Throughout the pandemic, the city has said that indoor spaces are safer than the encampments that have increasingly sprung up in public parks and other areas — an assertion being challenged in the courts.
Tuesday’s plan says that street outreach staff will hand out blankets and sleeping bags to people staying outside, but only during extreme cold weather alerts.
Providing supports exclusively in the worst weather puts pressure on non-profits and groups like the Encampment Support Network, Crowe said.
Crowe also raised concerns with the use of the plastic barriers between beds, saying that they could create a false sense of security.
She also worries about the 100-person occupancy of the planned respite at the Better Living Centre on the CNE grounds, and said she doesn’t believe double occupancy should happen in the hotel programs except for couples.
Sanctuary’s Cook agreed: “If they’re going to open up anything new, it needs to be one person per hotel room or permanent housing.”
Bédard said some encampment residents who either shared tents or had been living close to one another had specifically asked whether they could move into hotel rooms together.
“We want to really be able to acknowledge the importance of social connection during a time when it’s very stressful and there’s a lot of extra anxiety. People move into rooms and feel further isolated from their family of choice … that can have consequences for mental health,” Bédard said.
Concerns had also been raised about individuals using drugs alone, she said — in the shelter hotels especially — with no one around to intervene if they overdosed.
As recently reported by the Star, the city believes that 16 deaths connected to the shelter system between January and August were overdoses — including nine that took place in July alone.
Bedard said the plastic barriers are designed to add an extra layer of protection in dual occupancy hotels and the CNE respite. While people will be asked to wear masks inside facilities, there will be long periods when they’d be unmasked while sleeping or resting.
As of Monday afternoon, the city was reporting two shelters with active COVID-19 cases — one case at Strachan House and six at the Kennedy House Youth Shelter. Bédard acknowledged that with cases on the rise in Toronto they may see more throughout the winter.

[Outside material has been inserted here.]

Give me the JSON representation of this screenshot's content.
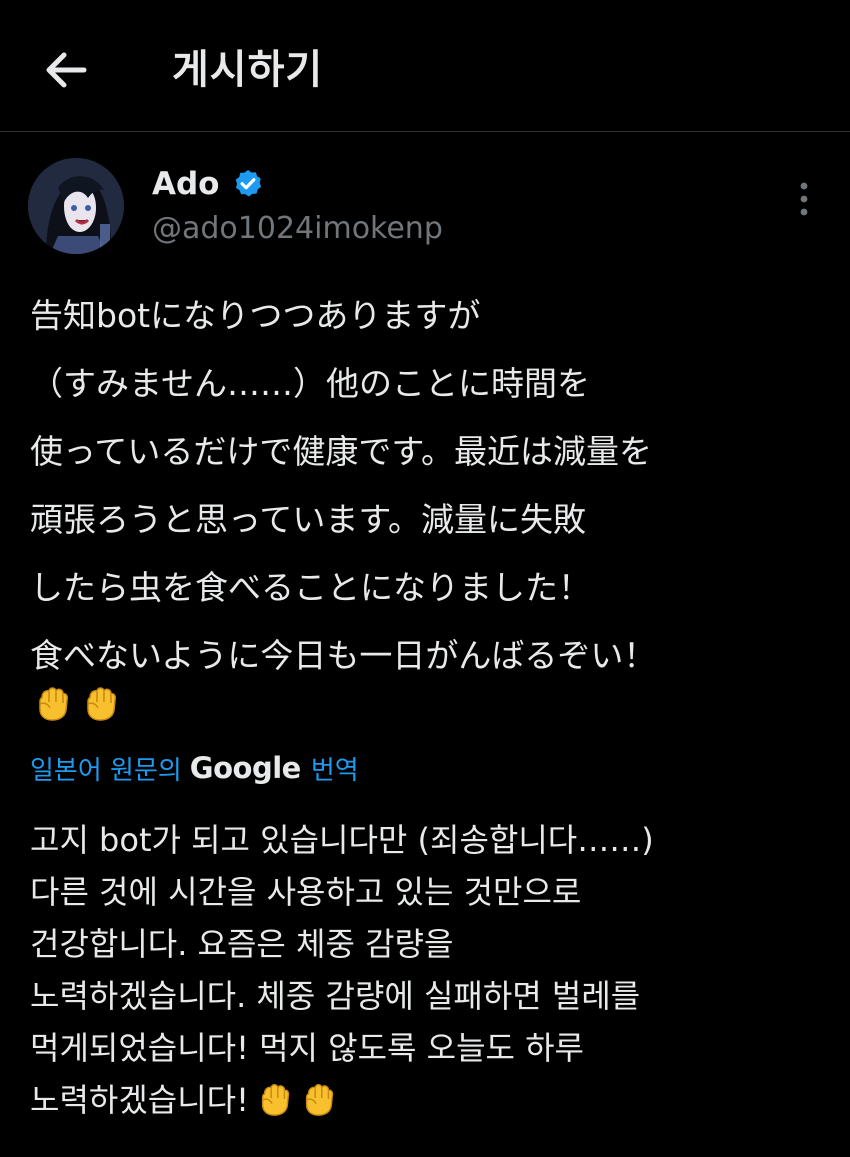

“When there is broad community spread, we are likely to see it in all areas of our community, and that includes our homeless population,” she said.
This content was originally published here.